═══ Records supplied ═══
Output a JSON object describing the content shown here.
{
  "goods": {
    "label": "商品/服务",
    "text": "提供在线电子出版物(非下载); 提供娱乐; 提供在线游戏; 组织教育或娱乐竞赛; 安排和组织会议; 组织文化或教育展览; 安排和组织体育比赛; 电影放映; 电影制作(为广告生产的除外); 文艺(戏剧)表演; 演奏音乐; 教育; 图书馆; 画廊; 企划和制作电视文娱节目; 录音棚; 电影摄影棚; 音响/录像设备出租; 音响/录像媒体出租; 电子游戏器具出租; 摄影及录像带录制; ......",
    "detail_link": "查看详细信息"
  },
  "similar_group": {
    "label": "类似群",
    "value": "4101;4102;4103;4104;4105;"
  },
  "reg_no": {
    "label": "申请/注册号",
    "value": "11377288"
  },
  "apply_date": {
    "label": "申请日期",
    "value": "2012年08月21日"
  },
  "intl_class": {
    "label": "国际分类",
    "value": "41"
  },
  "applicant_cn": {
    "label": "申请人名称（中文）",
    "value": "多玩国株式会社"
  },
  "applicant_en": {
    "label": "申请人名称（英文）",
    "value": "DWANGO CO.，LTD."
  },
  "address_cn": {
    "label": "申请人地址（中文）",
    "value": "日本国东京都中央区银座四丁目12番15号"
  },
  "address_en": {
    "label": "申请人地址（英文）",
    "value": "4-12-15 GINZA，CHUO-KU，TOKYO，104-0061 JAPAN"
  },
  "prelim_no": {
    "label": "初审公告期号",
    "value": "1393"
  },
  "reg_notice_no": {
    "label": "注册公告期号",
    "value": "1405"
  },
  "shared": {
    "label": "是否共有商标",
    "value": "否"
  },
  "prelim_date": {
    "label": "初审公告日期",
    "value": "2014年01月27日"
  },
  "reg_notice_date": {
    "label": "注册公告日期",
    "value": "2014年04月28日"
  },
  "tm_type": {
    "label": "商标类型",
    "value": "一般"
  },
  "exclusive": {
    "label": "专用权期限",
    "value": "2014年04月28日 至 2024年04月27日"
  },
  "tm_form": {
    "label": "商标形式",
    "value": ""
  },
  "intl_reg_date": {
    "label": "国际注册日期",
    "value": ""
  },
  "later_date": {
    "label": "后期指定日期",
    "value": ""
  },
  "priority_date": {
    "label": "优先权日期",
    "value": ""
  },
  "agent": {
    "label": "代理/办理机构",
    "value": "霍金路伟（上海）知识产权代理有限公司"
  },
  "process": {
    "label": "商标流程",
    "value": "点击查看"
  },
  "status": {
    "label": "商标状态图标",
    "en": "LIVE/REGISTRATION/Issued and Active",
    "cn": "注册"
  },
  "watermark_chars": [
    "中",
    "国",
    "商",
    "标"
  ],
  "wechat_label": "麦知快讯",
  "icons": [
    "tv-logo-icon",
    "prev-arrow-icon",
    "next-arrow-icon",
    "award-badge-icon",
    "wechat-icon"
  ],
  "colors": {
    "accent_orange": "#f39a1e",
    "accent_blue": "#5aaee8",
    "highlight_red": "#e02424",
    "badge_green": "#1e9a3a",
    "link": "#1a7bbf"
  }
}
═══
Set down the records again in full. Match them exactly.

* [Solution below]
Output a JSON object describing the content shown here.
{
  "goods": {
    "label": "商品/服务",
    "text": "提供在线电子出版物(非下载); 提供娱乐; 提供在线游戏; 组织教育或娱乐竞赛; 安排和组织会议; 组织文化或教育展览; 安排和组织体育比赛; 电影放映; 电影制作(为广告生产的除外); 文艺(戏剧)表演; 演奏音乐; 教育; 图书馆; 画廊; 企划和制作电视文娱节目; 录音棚; 电影摄影棚; 音响/录像设备出租; 音响/录像媒体出租; 电子游戏器具出租; 摄影及录像带录制; ......",
    "detail_link": "查看详细信息"
  },
  "similar_group": {
    "label": "类似群",
    "value": "4101;4102;4103;4104;4105;"
  },
  "reg_no": {
    "label": "申请/注册号",
    "value": "11377288"
  },
  "apply_date": {
    "label": "申请日期",
    "value": "2012年08月21日"
  },
  "intl_class": {
    "label": "国际分类",
    "value": "41"
  },
  "applicant_cn": {
    "label": "申请人名称（中文）",
    "value": "多玩国株式会社"
  },
  "applicant_en": {
    "label": "申请人名称（英文）",
    "value": "DWANGO CO.，LTD."
  },
  "address_cn": {
    "label": "申请人地址（中文）",
    "value": "日本国东京都中央区银座四丁目12番15号"
  },
  "address_en": {
    "label": "申请人地址（英文）",
    "value": "4-12-15 GINZA，CHUO-KU，TOKYO，104-0061 JAPAN"
  },
  "prelim_no": {
    "label": "初审公告期号",
    "value": "1393"
  },
  "reg_notice_no": {
    "label": "注册公告期号",
    "value": "1405"
  },
  "shared": {
    "label": "是否共有商标",
    "value": "否"
  },
  "prelim_date": {
    "label": "初审公告日期",
    "value": "2014年01月27日"
  },
  "reg_notice_date": {
    "label": "注册公告日期",
    "value": "2014年04月28日"
  },
  "tm_type": {
    "label": "商标类型",
    "value": "一般"
  },
  "exclusive": {
    "label": "专用权期限",
    "value": "2014年04月28日 至 2024年04月27日"
  },
  "tm_form": {
    "label": "商标形式",
    "value": ""
  },
  "intl_reg_date": {
    "label": "国际注册日期",
    "value": ""
  },
  "later_date": {
    "label": "后期指定日期",
    "value": ""
  },
  "priority_date": {
    "label": "优先权日期",
    "value": ""
  },
  "agent": {
    "label": "代理/办理机构",
    "value": "霍金路伟（上海）知识产权代理有限公司"
  },
  "process": {
    "label": "商标流程",
    "value": "点击查看"
  },
  "status": {
    "label": "商标状态图标",
    "en": "LIVE/REGISTRATION/Issued and Active",
    "cn": "注册"
  },
  "watermark_chars": [
    "中",
    "国",
    "商",
    "标"
  ],
  "wechat_label": "麦知快讯",
  "icons": [
    "tv-logo-icon",
    "prev-arrow-icon",
    "next-arrow-icon",
    "award-badge-icon",
    "wechat-icon"
  ],
  "colors": {
    "accent_orange": "#f39a1e",
    "accent_blue": "#5aaee8",
    "highlight_red": "#e02424",
    "badge_green": "#1e9a3a",
    "link": "#1a7bbf"
  }
}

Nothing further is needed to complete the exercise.